This was never more evident than after UCLA’s buzzer-beater win at home against Washington.
After senior point guard Larry Drew II drained a fall-away jumper just before the buzzer sounded, he was hugged by a few teammates like freshmen Kyle Anderson and Jordan Adams and a few bench players, but it was a generally pathetic celebration given that the Bruins had just won the game.
Shabazz Muhammad, who later said he didn’t join the celebration because he didn’t want to risk injury, and Travis Wear didn’t seem very inspired by the thrilling win, nor did the majority of the bench players.
Granted it was a sloppy game in which UCLA should have annihilated its opponent on its home court, but it nevertheless exposed the team’s lack of chemistry.
Not only is this team’s chemistry off, but it can’t seem to find any flow on the court, which may be a byproduct of its uninspiring chemistry.
This UCLA is a very streaky team that has spurts of excellent and horrendous play within minutes. Bursts of scoring are bogged by sloppy turnovers. Impressive runs are often halted by timeouts called from the Bruins bench.
There simply is no rhythm.
Not only has this team not found rhythm in games, but it also hasn’t found rhythm in the entire season as a whole.
A five-game winning streak to start conference play was followed by a loss at home to Oregon, to which UCLA responded by beating Arizona on the road—and then losing to ASU a few days later and then suffering a disappointing defeat to USC in Pauley.
Regardless of tallies in the win or loss columns, the Bruins haven’t played consistently good basketball for more than a half at a time.
It’s been a nauseating stop-and-go ride for this team so far.
There is a reciprocal relationship between the expectations and the failure to achieve them.
The Bruins are aware of the high expectations that have been set for them for this season. They understand that they are expected to finish atop the Pac-12 and make a deep run into the NCAA Tournament.
These expectations made for this team were projections from the preseason, when Josh Smith and Tyler Lamb were still wearing UCLA uniforms.
Now, only in retrospect, do we wonder: Were the expectations for this team too high to begin with? Can we now expect the same from a team that lost two players?
Bruins fans would reply with a resounding "no" because it’s been a long time coming for this program. A few years of Tournament success have been followed by increasingly sub-par seasons.
Although the one-and-done culture of college basketball has made fans more eager than ever for instant gratification, it may have been overly ambitious to expect nothing but excellence who's success hinges largely on the play of three starting freshmen.
That Kentucky won the NCAA Championship with a core group of freshmen amped up the expectations even higher. However there are few similarities between that squad and this UCLA team beyond the academic years of key players.

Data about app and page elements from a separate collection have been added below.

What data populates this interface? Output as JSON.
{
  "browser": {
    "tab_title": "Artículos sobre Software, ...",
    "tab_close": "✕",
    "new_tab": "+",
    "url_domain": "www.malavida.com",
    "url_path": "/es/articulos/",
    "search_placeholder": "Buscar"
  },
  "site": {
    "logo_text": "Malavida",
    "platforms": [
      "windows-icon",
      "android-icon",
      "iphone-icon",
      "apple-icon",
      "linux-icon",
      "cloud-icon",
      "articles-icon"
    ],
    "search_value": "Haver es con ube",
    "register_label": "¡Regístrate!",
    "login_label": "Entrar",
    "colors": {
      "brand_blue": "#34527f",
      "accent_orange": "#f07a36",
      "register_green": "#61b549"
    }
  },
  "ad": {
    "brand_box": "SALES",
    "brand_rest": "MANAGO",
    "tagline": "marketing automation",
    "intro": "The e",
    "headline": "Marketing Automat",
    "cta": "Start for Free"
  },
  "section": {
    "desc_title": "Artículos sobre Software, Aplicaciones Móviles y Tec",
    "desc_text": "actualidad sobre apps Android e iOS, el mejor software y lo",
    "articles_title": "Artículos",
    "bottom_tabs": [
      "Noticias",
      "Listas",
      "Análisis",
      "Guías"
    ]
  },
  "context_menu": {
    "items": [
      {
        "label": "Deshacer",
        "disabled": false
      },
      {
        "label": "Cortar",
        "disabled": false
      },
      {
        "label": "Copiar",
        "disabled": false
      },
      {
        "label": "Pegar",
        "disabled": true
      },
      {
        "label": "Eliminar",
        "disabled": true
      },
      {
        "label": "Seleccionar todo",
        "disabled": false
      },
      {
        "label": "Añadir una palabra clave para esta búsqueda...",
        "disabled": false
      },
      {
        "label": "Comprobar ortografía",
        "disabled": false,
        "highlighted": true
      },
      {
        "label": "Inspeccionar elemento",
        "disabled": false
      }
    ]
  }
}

Playing at a consistently high level with four solid players (three of whom are freshmen) is no easy task. Kentucky can attest to that this season as well. These are college players, not professional athletes.
The expectations that UCLA would win its conference are understandable, as they have the talent to do so, but the expectations that it would happen without a hiccup or two are outlandish.

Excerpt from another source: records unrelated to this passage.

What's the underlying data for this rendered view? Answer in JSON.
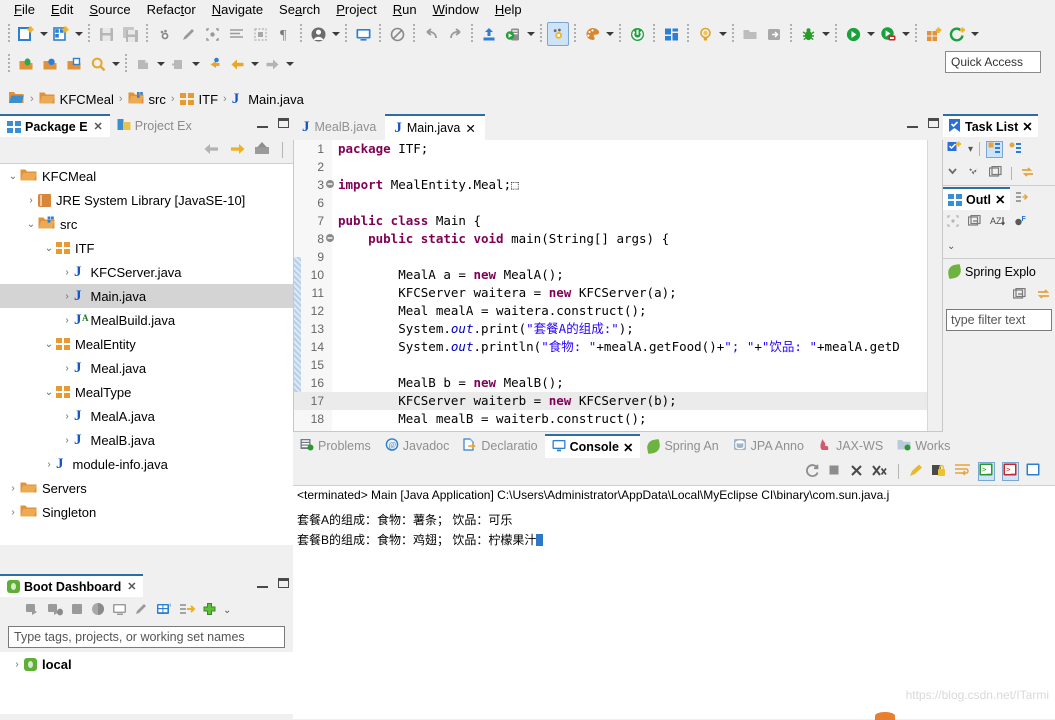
{
  "menu": {
    "items": [
      {
        "label": "File",
        "mnemonic": "F"
      },
      {
        "label": "Edit",
        "mnemonic": "E"
      },
      {
        "label": "Source",
        "mnemonic": "S"
      },
      {
        "label": "Refactor",
        "mnemonic": "t"
      },
      {
        "label": "Navigate",
        "mnemonic": "N"
      },
      {
        "label": "Search",
        "mnemonic": "a"
      },
      {
        "label": "Project",
        "mnemonic": "P"
      },
      {
        "label": "Run",
        "mnemonic": "R"
      },
      {
        "label": "Window",
        "mnemonic": "W"
      },
      {
        "label": "Help",
        "mnemonic": "H"
      }
    ]
  },
  "toolbar": {
    "quick_access_label": "Quick Access",
    "row1_icons": [
      "new-file-icon",
      "new-file-dropdown",
      "new-wizard-icon",
      "new-wizard-dropdown",
      "save-icon",
      "save-all-icon",
      "toggle-breakpoint-icon",
      "edit-icon",
      "focus-icon",
      "format-icon",
      "marker-icon",
      "pilcrow-icon",
      "user-icon",
      "user-dropdown",
      "monitor-icon",
      "no-entry-icon",
      "undo-icon",
      "redo-icon",
      "export-icon",
      "server-icon",
      "server-dropdown",
      "debug-toggle-icon",
      "palette-icon",
      "palette-dropdown",
      "power-icon",
      "perspective-icon",
      "quick-fix-icon",
      "quick-fix-dropdown",
      "open-folder-icon",
      "exit-icon",
      "debug-bug-icon",
      "debug-dropdown",
      "run-icon",
      "run-dropdown",
      "run-stop-icon",
      "run-stop-dropdown",
      "new-module-icon",
      "coverage-icon",
      "coverage-dropdown"
    ],
    "row2_icons": [
      "open-type-icon",
      "open-resource-icon",
      "open-task-icon",
      "search-icon",
      "search-dropdown",
      "next-annotation-icon",
      "next-annotation-dropdown",
      "prev-annotation-icon",
      "prev-annotation-dropdown",
      "back-marked-icon",
      "back-icon",
      "back-dropdown",
      "forward-icon",
      "forward-dropdown"
    ]
  },
  "breadcrumb": {
    "root_icon": "workspace-folder-icon",
    "segments": [
      {
        "label": "KFCMeal",
        "icon": "project-folder-icon"
      },
      {
        "label": "src",
        "icon": "source-folder-icon"
      },
      {
        "label": "ITF",
        "icon": "package-icon"
      },
      {
        "label": "Main.java",
        "icon": "java-file-icon"
      }
    ]
  },
  "left_panel": {
    "tabs": [
      {
        "label": "Package E",
        "active": true,
        "icon": "package-explorer-icon",
        "closable": true
      },
      {
        "label": "Project Ex",
        "active": false,
        "icon": "project-explorer-icon",
        "closable": false
      }
    ],
    "toolbar_icons": [
      "back-arrow-icon",
      "forward-arrow-icon",
      "collapse-up-icon"
    ],
    "tree": [
      {
        "label": "KFCMeal",
        "indent": 0,
        "twist": "v",
        "icon": "project-folder-icon",
        "selected": false
      },
      {
        "label": "JRE System Library [JavaSE-10]",
        "indent": 1,
        "twist": ">",
        "icon": "jre-library-icon",
        "selected": false
      },
      {
        "label": "src",
        "indent": 1,
        "twist": "v",
        "icon": "source-folder-icon",
        "selected": false
      },
      {
        "label": "ITF",
        "indent": 2,
        "twist": "v",
        "icon": "package-icon",
        "selected": false
      },
      {
        "label": "KFCServer.java",
        "indent": 3,
        "twist": ">",
        "icon": "java-file-icon",
        "selected": false
      },
      {
        "label": "Main.java",
        "indent": 3,
        "twist": ">",
        "icon": "java-file-icon",
        "selected": true
      },
      {
        "label": "MealBuild.java",
        "indent": 3,
        "twist": ">",
        "icon": "java-abstract-file-icon",
        "selected": false
      },
      {
        "label": "MealEntity",
        "indent": 2,
        "twist": "v",
        "icon": "package-icon",
        "selected": false
      },
      {
        "label": "Meal.java",
        "indent": 3,
        "twist": ">",
        "icon": "java-file-icon",
        "selected": false
      },
      {
        "label": "MealType",
        "indent": 2,
        "twist": "v",
        "icon": "package-icon",
        "selected": false
      },
      {
        "label": "MealA.java",
        "indent": 3,
        "twist": ">",
        "icon": "java-file-icon",
        "selected": false
      },
      {
        "label": "MealB.java",
        "indent": 3,
        "twist": ">",
        "icon": "java-file-icon",
        "selected": false
      },
      {
        "label": "module-info.java",
        "indent": 2,
        "twist": ">",
        "icon": "java-file-icon",
        "selected": false
      },
      {
        "label": "Servers",
        "indent": 0,
        "twist": ">",
        "icon": "plain-folder-icon",
        "selected": false
      },
      {
        "label": "Singleton",
        "indent": 0,
        "twist": ">",
        "icon": "project-folder-icon",
        "selected": false
      }
    ]
  },
  "boot_dashboard": {
    "tab_label": "Boot Dashboard",
    "tab_icon": "spring-boot-icon",
    "toolbar_icons": [
      "start-icon",
      "debug-start-icon",
      "stop-icon",
      "redeploy-icon",
      "open-console-icon",
      "edit-config-icon",
      "properties-icon",
      "tag-icon",
      "add-icon",
      "menu-chevron-icon"
    ],
    "filter_placeholder": "Type tags, projects, or working set names",
    "tree": [
      {
        "label": "local",
        "twist": ">",
        "icon": "spring-boot-icon"
      }
    ]
  },
  "editor": {
    "tabs": [
      {
        "label": "MealB.java",
        "active": false,
        "icon": "java-file-icon",
        "closable": false
      },
      {
        "label": "Main.java",
        "active": true,
        "icon": "java-file-icon",
        "closable": true
      }
    ],
    "lines": [
      {
        "num": "1",
        "mark": "",
        "hl": false,
        "tokens": [
          {
            "t": "package ",
            "c": "kw"
          },
          {
            "t": "ITF;",
            "c": "plain"
          }
        ]
      },
      {
        "num": "2",
        "mark": "",
        "hl": false,
        "tokens": []
      },
      {
        "num": "3",
        "mark": "folded",
        "hl": false,
        "tokens": [
          {
            "t": "import ",
            "c": "kw"
          },
          {
            "t": "MealEntity.Meal;",
            "c": "plain"
          },
          {
            "t": "⬚",
            "c": "plain"
          }
        ]
      },
      {
        "num": "6",
        "mark": "",
        "hl": false,
        "tokens": []
      },
      {
        "num": "7",
        "mark": "",
        "hl": false,
        "tokens": [
          {
            "t": "public class ",
            "c": "kw"
          },
          {
            "t": "Main {",
            "c": "plain"
          }
        ]
      },
      {
        "num": "8",
        "mark": "override",
        "hl": false,
        "tokens": [
          {
            "t": "    public static void ",
            "c": "kw"
          },
          {
            "t": "main(String[] args) {",
            "c": "plain"
          }
        ]
      },
      {
        "num": "9",
        "mark": "",
        "hl": false,
        "tokens": []
      },
      {
        "num": "10",
        "mark": "",
        "hl": false,
        "tokens": [
          {
            "t": "        MealA a = ",
            "c": "plain"
          },
          {
            "t": "new ",
            "c": "kw"
          },
          {
            "t": "MealA();",
            "c": "plain"
          }
        ]
      },
      {
        "num": "11",
        "mark": "",
        "hl": false,
        "tokens": [
          {
            "t": "        KFCServer waitera = ",
            "c": "plain"
          },
          {
            "t": "new ",
            "c": "kw"
          },
          {
            "t": "KFCServer(a);",
            "c": "plain"
          }
        ]
      },
      {
        "num": "12",
        "mark": "",
        "hl": false,
        "tokens": [
          {
            "t": "        Meal mealA = waitera.construct();",
            "c": "plain"
          }
        ]
      },
      {
        "num": "13",
        "mark": "",
        "hl": false,
        "tokens": [
          {
            "t": "        System.",
            "c": "plain"
          },
          {
            "t": "out",
            "c": "fld"
          },
          {
            "t": ".print(",
            "c": "plain"
          },
          {
            "t": "\"套餐A的组成:\"",
            "c": "str"
          },
          {
            "t": ");",
            "c": "plain"
          }
        ]
      },
      {
        "num": "14",
        "mark": "",
        "hl": false,
        "tokens": [
          {
            "t": "        System.",
            "c": "plain"
          },
          {
            "t": "out",
            "c": "fld"
          },
          {
            "t": ".println(",
            "c": "plain"
          },
          {
            "t": "\"食物: \"",
            "c": "str"
          },
          {
            "t": "+mealA.getFood()+",
            "c": "plain"
          },
          {
            "t": "\"; \"",
            "c": "str"
          },
          {
            "t": "+",
            "c": "plain"
          },
          {
            "t": "\"饮品: \"",
            "c": "str"
          },
          {
            "t": "+mealA.getD",
            "c": "plain"
          }
        ]
      },
      {
        "num": "15",
        "mark": "",
        "hl": false,
        "tokens": []
      },
      {
        "num": "16",
        "mark": "",
        "hl": false,
        "tokens": [
          {
            "t": "        MealB b = ",
            "c": "plain"
          },
          {
            "t": "new ",
            "c": "kw"
          },
          {
            "t": "MealB();",
            "c": "plain"
          }
        ]
      },
      {
        "num": "17",
        "mark": "",
        "hl": true,
        "tokens": [
          {
            "t": "        KFCServer waiterb = ",
            "c": "plain"
          },
          {
            "t": "new ",
            "c": "kw"
          },
          {
            "t": "KFCServer(b);",
            "c": "plain"
          }
        ]
      },
      {
        "num": "18",
        "mark": "",
        "hl": false,
        "tokens": [
          {
            "t": "        Meal mealB = waiterb.construct();",
            "c": "plain"
          }
        ]
      }
    ]
  },
  "bottom_panel": {
    "tabs": [
      {
        "label": "Problems",
        "active": false,
        "icon": "problems-icon",
        "closable": false
      },
      {
        "label": "Javadoc",
        "active": false,
        "icon": "javadoc-icon",
        "closable": false
      },
      {
        "label": "Declaratio",
        "active": false,
        "icon": "declaration-icon",
        "closable": false
      },
      {
        "label": "Console",
        "active": true,
        "icon": "console-icon",
        "closable": true
      },
      {
        "label": "Spring An",
        "active": false,
        "icon": "spring-leaf-icon",
        "closable": false
      },
      {
        "label": "JPA Anno",
        "active": false,
        "icon": "jpa-icon",
        "closable": false
      },
      {
        "label": "JAX-WS",
        "active": false,
        "icon": "jaxws-icon",
        "closable": false
      },
      {
        "label": "Works",
        "active": false,
        "icon": "workspace-icon",
        "closable": false
      }
    ],
    "toolbar_icons": [
      "refresh-icon",
      "terminate-icon",
      "remove-launch-icon",
      "remove-all-launches-icon",
      "clear-console-icon",
      "scroll-lock-icon",
      "word-wrap-icon",
      "display-selected-console-icon",
      "open-console-error-icon",
      "pin-console-icon"
    ],
    "console": {
      "header": "<terminated> Main [Java Application] C:\\Users\\Administrator\\AppData\\Local\\MyEclipse CI\\binary\\com.sun.java.j",
      "lines": [
        "套餐A的组成：食物：薯条；  饮品：可乐",
        "套餐B的组成：食物：鸡翅；  饮品：柠檬果汁"
      ]
    }
  },
  "right_bar": {
    "task_list": {
      "tab_label": "Task List",
      "tab_icon": "task-list-icon",
      "toolbar_icons": [
        "new-task-icon",
        "task-dropdown-icon",
        "categorized-icon",
        "scheduled-icon"
      ],
      "row2_icons": [
        "collapse-all-icon",
        "expand-all-icon",
        "view-menu-icon",
        "sync-icon"
      ]
    },
    "outline": {
      "tab_label": "Outl",
      "tab_icon": "outline-icon",
      "toolbar_icons": [
        "link-editor-icon",
        "focus-icon",
        "collapse-all-icon",
        "sort-icon",
        "hide-fields-icon",
        "view-menu-chevron-icon"
      ]
    },
    "spring_explorer": {
      "tab_label": "Spring Explo",
      "tab_icon": "spring-leaf-icon",
      "toolbar_icons": [
        "collapse-all-icon",
        "link-icon"
      ],
      "filter_placeholder": "type filter text"
    }
  },
  "watermark": "https://blog.csdn.net/ITarmi"
}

Yes, the Bruins are falling short of expectations, but the expectations themselves should be reexamined before fans begin to boo and call for the coach’s dismissal.